Description of the task: All of the records below are to be given again word for word, with the pictures removed.
Data in this exercise: Begin
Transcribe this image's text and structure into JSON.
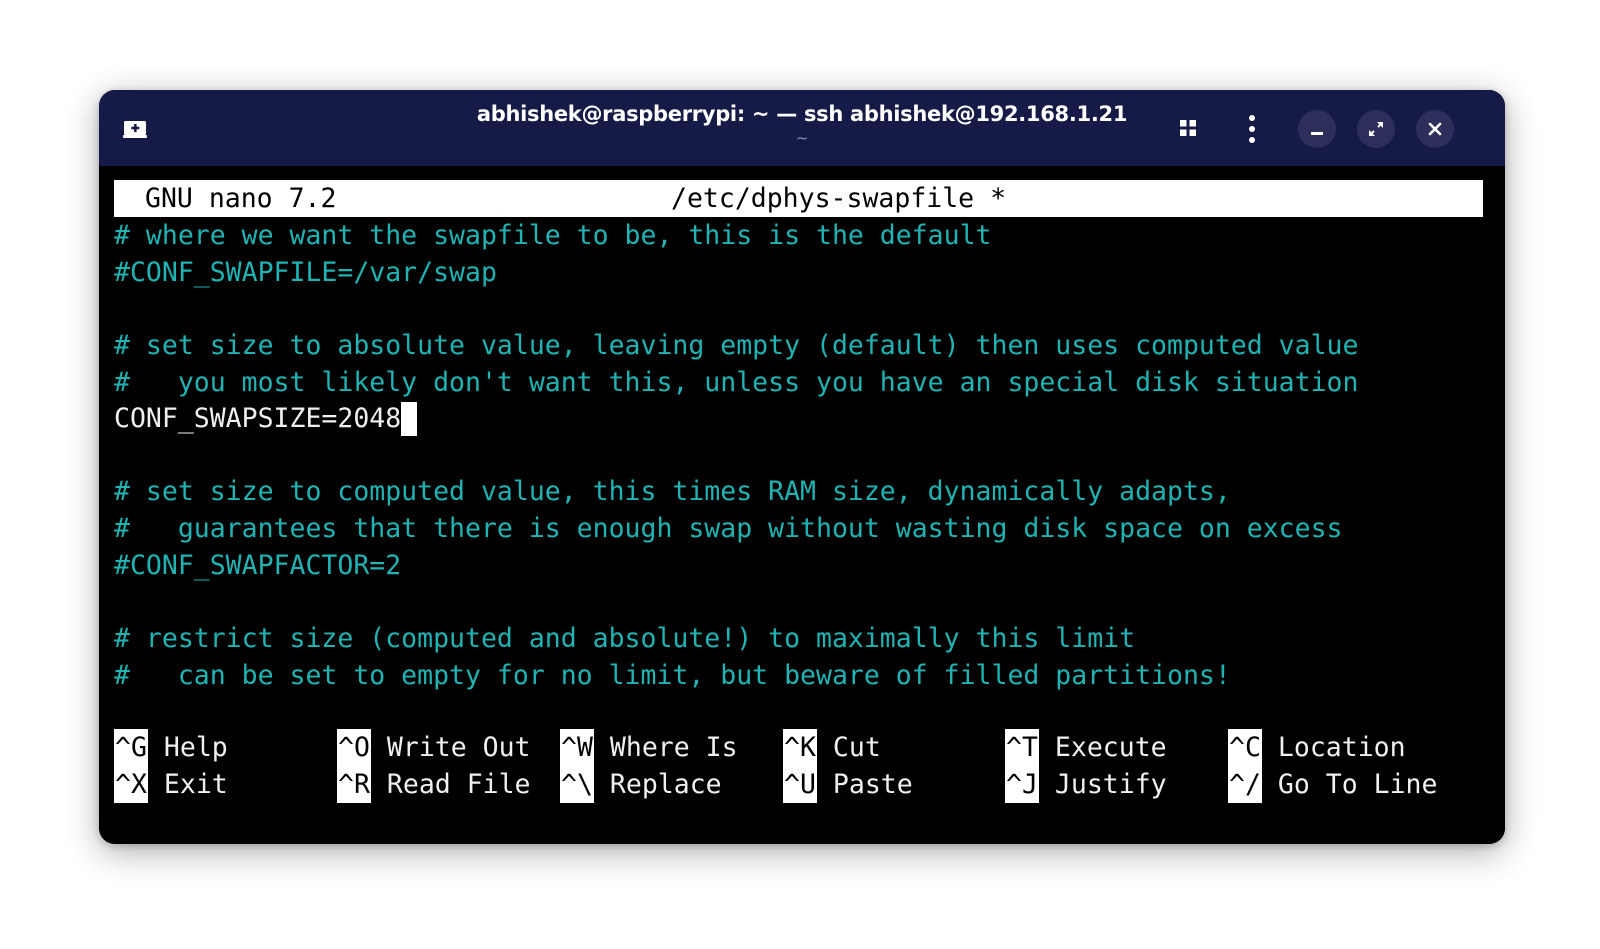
{
  "window": {
    "title": "abhishek@raspberrypi: ~ — ssh abhishek@192.168.1.21",
    "subtitle": "~"
  },
  "nano": {
    "app_version": "GNU nano 7.2",
    "filename": "/etc/dphys-swapfile *"
  },
  "file_lines": [
    "# where we want the swapfile to be, this is the default",
    "#CONF_SWAPFILE=/var/swap",
    "",
    "# set size to absolute value, leaving empty (default) then uses computed value",
    "#   you most likely don't want this, unless you have an special disk situation",
    "CONF_SWAPSIZE=2048",
    "",
    "# set size to computed value, this times RAM size, dynamically adapts,",
    "#   guarantees that there is enough swap without wasting disk space on excess",
    "#CONF_SWAPFACTOR=2",
    "",
    "# restrict size (computed and absolute!) to maximally this limit",
    "#   can be set to empty for no limit, but beware of filled partitions!"
  ],
  "shortcuts_row1": [
    {
      "key": "^G",
      "label": "Help"
    },
    {
      "key": "^O",
      "label": "Write Out"
    },
    {
      "key": "^W",
      "label": "Where Is"
    },
    {
      "key": "^K",
      "label": "Cut"
    },
    {
      "key": "^T",
      "label": "Execute"
    },
    {
      "key": "^C",
      "label": "Location"
    }
  ],
  "shortcuts_row2": [
    {
      "key": "^X",
      "label": "Exit"
    },
    {
      "key": "^R",
      "label": "Read File"
    },
    {
      "key": "^\\",
      "label": "Replace"
    },
    {
      "key": "^U",
      "label": "Paste"
    },
    {
      "key": "^J",
      "label": "Justify"
    },
    {
      "key": "^/",
      "label": "Go To Line"
    }
  ],
  "colors": {
    "titlebar": "#161a46",
    "comment": "#1fb3b3",
    "text": "#f0f0f0",
    "background": "#000000"
  },
  "icons": {
    "new_tab": "new-tab-icon",
    "view_grid": "grid-icon",
    "menu": "kebab-menu-icon",
    "minimize": "minimize-icon",
    "maximize": "maximize-icon",
    "close": "close-icon"
  }
}
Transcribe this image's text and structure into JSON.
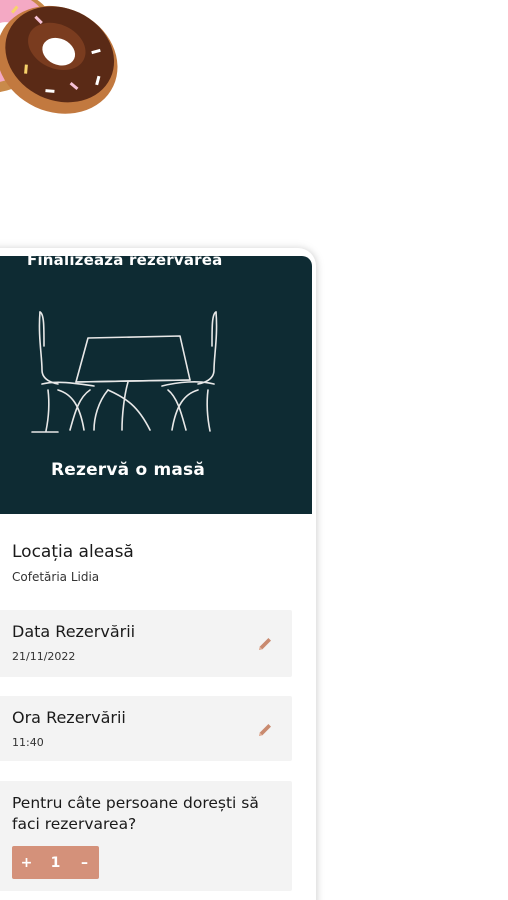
{
  "hero": {
    "top_text": "Finalizeaza rezervarea",
    "title": "Rezervă o masă"
  },
  "location": {
    "title": "Locația aleasă",
    "value": "Cofetăria Lidia"
  },
  "date": {
    "title": "Data Rezervării",
    "value": "21/11/2022",
    "icon": "pencil-icon"
  },
  "time": {
    "title": "Ora Rezervării",
    "value": "11:40",
    "icon": "pencil-icon"
  },
  "people": {
    "question": "Pentru câte persoane dorești să faci rezervarea?",
    "plus_label": "+",
    "count": "1",
    "minus_label": "–"
  },
  "colors": {
    "hero_bg": "#0e2b33",
    "accent": "#d4917a",
    "card_bg": "#f3f3f3"
  }
}
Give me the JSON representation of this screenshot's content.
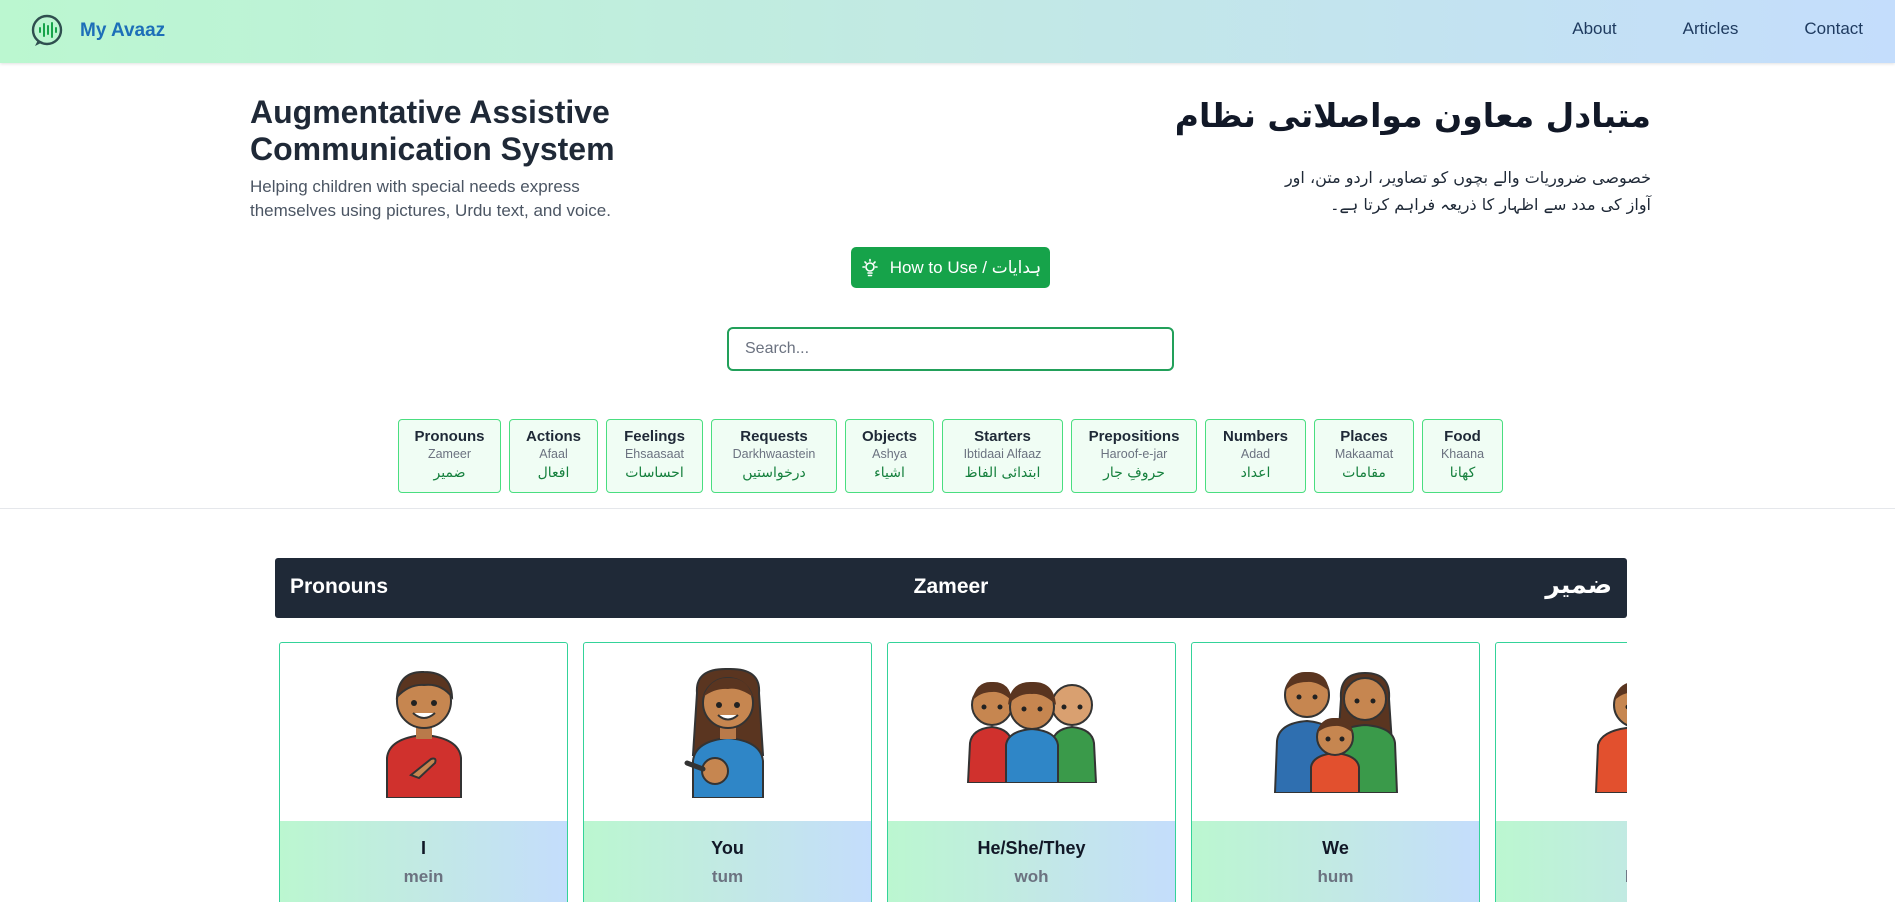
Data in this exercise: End
Answer to this exercise:
Transcribe this image's text and structure into JSON.
{
  "window": {
    "title": "abhishek@raspberrypi: ~ — ssh abhishek@192.168.1.21",
    "subtitle": "~"
  },
  "nano": {
    "app_version": "GNU nano 7.2",
    "filename": "/etc/dphys-swapfile *"
  },
  "file_lines": [
    "# where we want the swapfile to be, this is the default",
    "#CONF_SWAPFILE=/var/swap",
    "",
    "# set size to absolute value, leaving empty (default) then uses computed value",
    "#   you most likely don't want this, unless you have an special disk situation",
    "CONF_SWAPSIZE=2048",
    "",
    "# set size to computed value, this times RAM size, dynamically adapts,",
    "#   guarantees that there is enough swap without wasting disk space on excess",
    "#CONF_SWAPFACTOR=2",
    "",
    "# restrict size (computed and absolute!) to maximally this limit",
    "#   can be set to empty for no limit, but beware of filled partitions!"
  ],
  "shortcuts_row1": [
    {
      "key": "^G",
      "label": "Help"
    },
    {
      "key": "^O",
      "label": "Write Out"
    },
    {
      "key": "^W",
      "label": "Where Is"
    },
    {
      "key": "^K",
      "label": "Cut"
    },
    {
      "key": "^T",
      "label": "Execute"
    },
    {
      "key": "^C",
      "label": "Location"
    }
  ],
  "shortcuts_row2": [
    {
      "key": "^X",
      "label": "Exit"
    },
    {
      "key": "^R",
      "label": "Read File"
    },
    {
      "key": "^\\",
      "label": "Replace"
    },
    {
      "key": "^U",
      "label": "Paste"
    },
    {
      "key": "^J",
      "label": "Justify"
    },
    {
      "key": "^/",
      "label": "Go To Line"
    }
  ],
  "colors": {
    "titlebar": "#161a46",
    "comment": "#1fb3b3",
    "text": "#f0f0f0",
    "background": "#000000"
  },
  "icons": {
    "new_tab": "new-tab-icon",
    "view_grid": "grid-icon",
    "menu": "kebab-menu-icon",
    "minimize": "minimize-icon",
    "maximize": "maximize-icon",
    "close": "close-icon"
  }
}
Transcribe this image's text and structure into JSON.
{
  "hero": {
    "top_text": "Finalizeaza rezervarea",
    "title": "Rezervă o masă"
  },
  "location": {
    "title": "Locația aleasă",
    "value": "Cofetăria Lidia"
  },
  "date": {
    "title": "Data Rezervării",
    "value": "21/11/2022",
    "icon": "pencil-icon"
  },
  "time": {
    "title": "Ora Rezervării",
    "value": "11:40",
    "icon": "pencil-icon"
  },
  "people": {
    "question": "Pentru câte persoane dorești să faci rezervarea?",
    "plus_label": "+",
    "count": "1",
    "minus_label": "–"
  },
  "colors": {
    "hero_bg": "#0e2b33",
    "accent": "#d4917a",
    "card_bg": "#f3f3f3"
  }
}
Give me the JSON representation of this screenshot's content.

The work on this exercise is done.